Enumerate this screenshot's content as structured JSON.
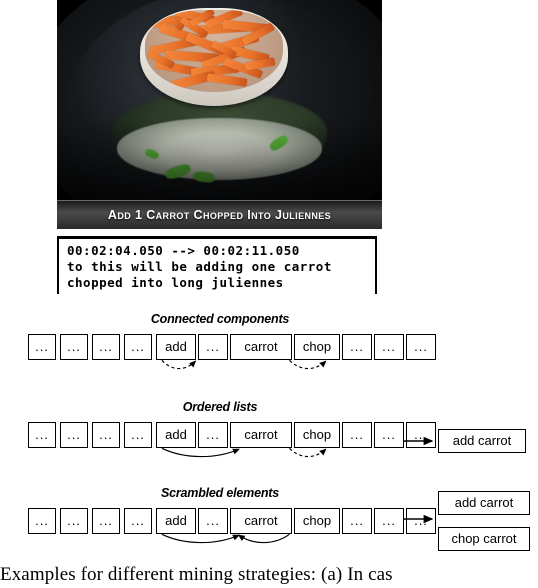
{
  "video": {
    "caption_overlay": "Add 1 Carrot Chopped Into Juliennes",
    "alt": "frame-of-cooking-video-carrots-being-added-to-wok"
  },
  "subtitle_block": {
    "timecode": "00:02:04.050 --> 00:02:11.050",
    "line1": "to this will be adding one carrot",
    "line2": "chopped into long juliennes"
  },
  "sections": [
    {
      "id": "connected-components",
      "title": "Connected components",
      "tokens": [
        "...",
        "...",
        "...",
        "...",
        "add",
        "...",
        "carrot",
        "chop",
        "...",
        "...",
        "..."
      ],
      "arrows": [
        {
          "from": "add",
          "to": "...",
          "style": "dashed"
        },
        {
          "from": "chop",
          "to": "...",
          "style": "dashed"
        }
      ],
      "results": []
    },
    {
      "id": "ordered-lists",
      "title": "Ordered lists",
      "tokens": [
        "...",
        "...",
        "...",
        "...",
        "add",
        "...",
        "carrot",
        "chop",
        "...",
        "...",
        "..."
      ],
      "arrows": [
        {
          "from": "add",
          "to": "carrot",
          "style": "solid"
        },
        {
          "from": "chop",
          "to": "...",
          "style": "dashed"
        }
      ],
      "results": [
        "add carrot"
      ]
    },
    {
      "id": "scrambled-elements",
      "title": "Scrambled elements",
      "tokens": [
        "...",
        "...",
        "...",
        "...",
        "add",
        "...",
        "carrot",
        "chop",
        "...",
        "...",
        "..."
      ],
      "arrows": [
        {
          "from": "add",
          "to": "carrot",
          "style": "solid"
        },
        {
          "from": "chop",
          "to": "carrot",
          "style": "solid"
        }
      ],
      "results": [
        "add carrot",
        "chop carrot"
      ]
    }
  ],
  "figure_caption": "Examples for different mining strategies:  (a) In cas",
  "colors": {
    "ink": "#000000",
    "page": "#ffffff",
    "carrot": "#e9712a",
    "greens": "#5fbb3e",
    "bowl": "#f2efe9"
  }
}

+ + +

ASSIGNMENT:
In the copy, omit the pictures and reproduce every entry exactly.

REPLY TO THE TASK:
Enumerate this screenshot's content as structured JSON.
{
  "video": {
    "caption_overlay": "Add 1 Carrot Chopped Into Juliennes",
    "alt": "frame-of-cooking-video-carrots-being-added-to-wok"
  },
  "subtitle_block": {
    "timecode": "00:02:04.050 --> 00:02:11.050",
    "line1": "to this will be adding one carrot",
    "line2": "chopped into long juliennes"
  },
  "sections": [
    {
      "id": "connected-components",
      "title": "Connected components",
      "tokens": [
        "...",
        "...",
        "...",
        "...",
        "add",
        "...",
        "carrot",
        "chop",
        "...",
        "...",
        "..."
      ],
      "arrows": [
        {
          "from": "add",
          "to": "...",
          "style": "dashed"
        },
        {
          "from": "chop",
          "to": "...",
          "style": "dashed"
        }
      ],
      "results": []
    },
    {
      "id": "ordered-lists",
      "title": "Ordered lists",
      "tokens": [
        "...",
        "...",
        "...",
        "...",
        "add",
        "...",
        "carrot",
        "chop",
        "...",
        "...",
        "..."
      ],
      "arrows": [
        {
          "from": "add",
          "to": "carrot",
          "style": "solid"
        },
        {
          "from": "chop",
          "to": "...",
          "style": "dashed"
        }
      ],
      "results": [
        "add carrot"
      ]
    },
    {
      "id": "scrambled-elements",
      "title": "Scrambled elements",
      "tokens": [
        "...",
        "...",
        "...",
        "...",
        "add",
        "...",
        "carrot",
        "chop",
        "...",
        "...",
        "..."
      ],
      "arrows": [
        {
          "from": "add",
          "to": "carrot",
          "style": "solid"
        },
        {
          "from": "chop",
          "to": "carrot",
          "style": "solid"
        }
      ],
      "results": [
        "add carrot",
        "chop carrot"
      ]
    }
  ],
  "figure_caption": "Examples for different mining strategies:  (a) In cas",
  "colors": {
    "ink": "#000000",
    "page": "#ffffff",
    "carrot": "#e9712a",
    "greens": "#5fbb3e",
    "bowl": "#f2efe9"
  }
}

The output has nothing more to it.